Enriching Relationships with Place and Community: Educators play a vital role in deepening children's connections with their surroundings, land, and community. Recognizing our shared world with all living beings and non-living entities, educators can inspire children to appreciate their interdependence and develop a sense of stewardship. By embracing a Common Worlds framework, educators empower children to participate actively in creating a sustainable future.
The Power of Environments in Wellbeing and Learning: The early care and learning environment, often called the "third teacher," significantly influences children's experiences and adults' interactions. Spaces and materials profoundly impact children's and adults' wellbeing and learning. Early Childhood Education Centers encourage educators to observe and respond to how children engage with the environment. By intentionally designing inclusive environments, educators promote relationship-building, provoke complex thinking, and incorporate culturally responsive objects and materials tailored to the school context and community aspirations.
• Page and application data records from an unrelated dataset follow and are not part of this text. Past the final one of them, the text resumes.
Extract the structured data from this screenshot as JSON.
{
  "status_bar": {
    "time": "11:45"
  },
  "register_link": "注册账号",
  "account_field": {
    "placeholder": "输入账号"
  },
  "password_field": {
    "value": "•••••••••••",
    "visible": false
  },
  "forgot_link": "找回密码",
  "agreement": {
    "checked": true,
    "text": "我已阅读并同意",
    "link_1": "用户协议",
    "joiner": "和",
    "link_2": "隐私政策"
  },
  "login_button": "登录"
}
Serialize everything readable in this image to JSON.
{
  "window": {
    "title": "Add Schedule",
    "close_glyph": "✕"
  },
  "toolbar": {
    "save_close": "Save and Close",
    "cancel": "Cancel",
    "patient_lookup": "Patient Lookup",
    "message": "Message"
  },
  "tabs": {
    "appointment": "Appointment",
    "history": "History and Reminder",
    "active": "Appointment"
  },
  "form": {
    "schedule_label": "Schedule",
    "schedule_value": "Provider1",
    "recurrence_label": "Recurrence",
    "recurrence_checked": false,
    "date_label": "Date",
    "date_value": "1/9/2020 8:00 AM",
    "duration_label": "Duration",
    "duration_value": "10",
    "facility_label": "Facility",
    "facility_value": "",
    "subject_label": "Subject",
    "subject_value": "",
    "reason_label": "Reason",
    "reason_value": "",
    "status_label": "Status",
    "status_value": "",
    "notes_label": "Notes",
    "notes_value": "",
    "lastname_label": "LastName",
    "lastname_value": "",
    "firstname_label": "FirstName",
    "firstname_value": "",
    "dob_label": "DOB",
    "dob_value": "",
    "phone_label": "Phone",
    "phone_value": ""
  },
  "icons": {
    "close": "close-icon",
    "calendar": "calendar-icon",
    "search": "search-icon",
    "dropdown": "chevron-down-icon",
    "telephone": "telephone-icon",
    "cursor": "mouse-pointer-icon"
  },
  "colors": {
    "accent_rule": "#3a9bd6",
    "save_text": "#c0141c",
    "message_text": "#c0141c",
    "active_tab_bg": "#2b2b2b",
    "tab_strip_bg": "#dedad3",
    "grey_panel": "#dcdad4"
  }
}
Embracing Risky Play: Risky play is a natural part of children’s play, and children often seek opportunities to engage in challenging and so-called risky play. Risky play can be defined as a thrilling and exciting activity that involves a risk of physical injury and play that provides opportunities for challenge, testing limits, exploring boundaries and learning about injury risk. Activities such as climbing, sliding, balancing, jumping from heights and hanging upside down can be considered risky. It is essential that both staff and parents are aware of the importance of risky play and that safety policies and regulations are not kept in the way of this necessary form of development. Risky play provides situations where children can assess risks and take control of a problem within their developmental capacity.
Providing opportunities for children to engage in risky behaviours in an environment that promotes risk assessment and hands-on learning is essential to outdoor education. Nature will naturally provide many opportunities for children to engage in risky activities. Options include balancing beams, tires, rocks, logs, stick play, rough and tumble games, and stones or boulders.
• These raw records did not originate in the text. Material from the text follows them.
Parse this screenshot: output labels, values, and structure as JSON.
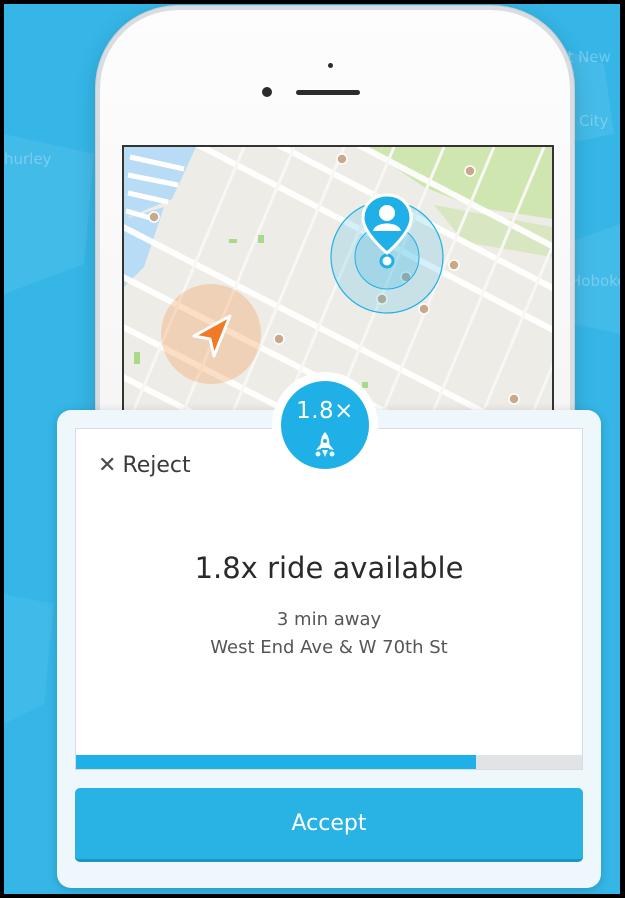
{
  "background": {
    "color": "#35b6e7",
    "map_labels": [
      "Fort New York",
      "City",
      "Hoboke",
      "hurley"
    ]
  },
  "map": {
    "driver_marker": "navigation-arrow-icon",
    "passenger_marker": "person-pin-icon",
    "accent_orange": "#f28c3a",
    "accent_blue": "#1eb0e6"
  },
  "surge_badge": {
    "label": "1.8×",
    "icon": "rocket-icon"
  },
  "request": {
    "reject_label": "Reject",
    "title": "1.8x ride available",
    "eta": "3 min away",
    "address": "West End Ave & W 70th St",
    "progress": 0.79
  },
  "actions": {
    "accept_label": "Accept",
    "accept_color": "#29b3e5"
  }
}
Honouring Individuality and Diversity: Inclusive pedagogy encompasses every child's unique way of being, doing, and learning. Educators strive to celebrate each child's abilities, interests, and cultural background, ensuring their full participation in education. Integrating diverse perspectives and experiences enriches the outdoor and indoor learning environments, providing invaluable learning opportunities for all.
Benefits of Outdoor Education: The importance of outdoor education cannot be overstated, especially today. Researchers suggest that including outdoor play in early childhood programs promotes physical fitness, contributing to the healing and strengthening of children's bodies. Exposure to green spaces and the freedom of play also alleviate stress levels, nurture emotional development, and enhance social relations among children. By engaging in outdoor experiential learning, children reap the benefits of a holistic approach to education that encompasses their physical, emotional, and social wellbeing. Through a commitment to outdoor experiential learning, educators empower children to become active participants in the world, nurturing their holistic development and building a foundation for lifelong learning.
The Framework includes an intro to outdoor education, an exploration into inquiry-based, experiential, play-based, place-based, and storytelling guiding principles, and a year-long inquiry programme. Resources include a suggested schedule and backpack list. The complete programme of inquiry includes ages, time frames, central ideas, lines of inquiry, learner profiles, key concepts, related concepts, ATLs, reflective teacher questions, outdoor education integration, connections to First Peoples Principles of Learning, math, language arts, and recommended books for the unit.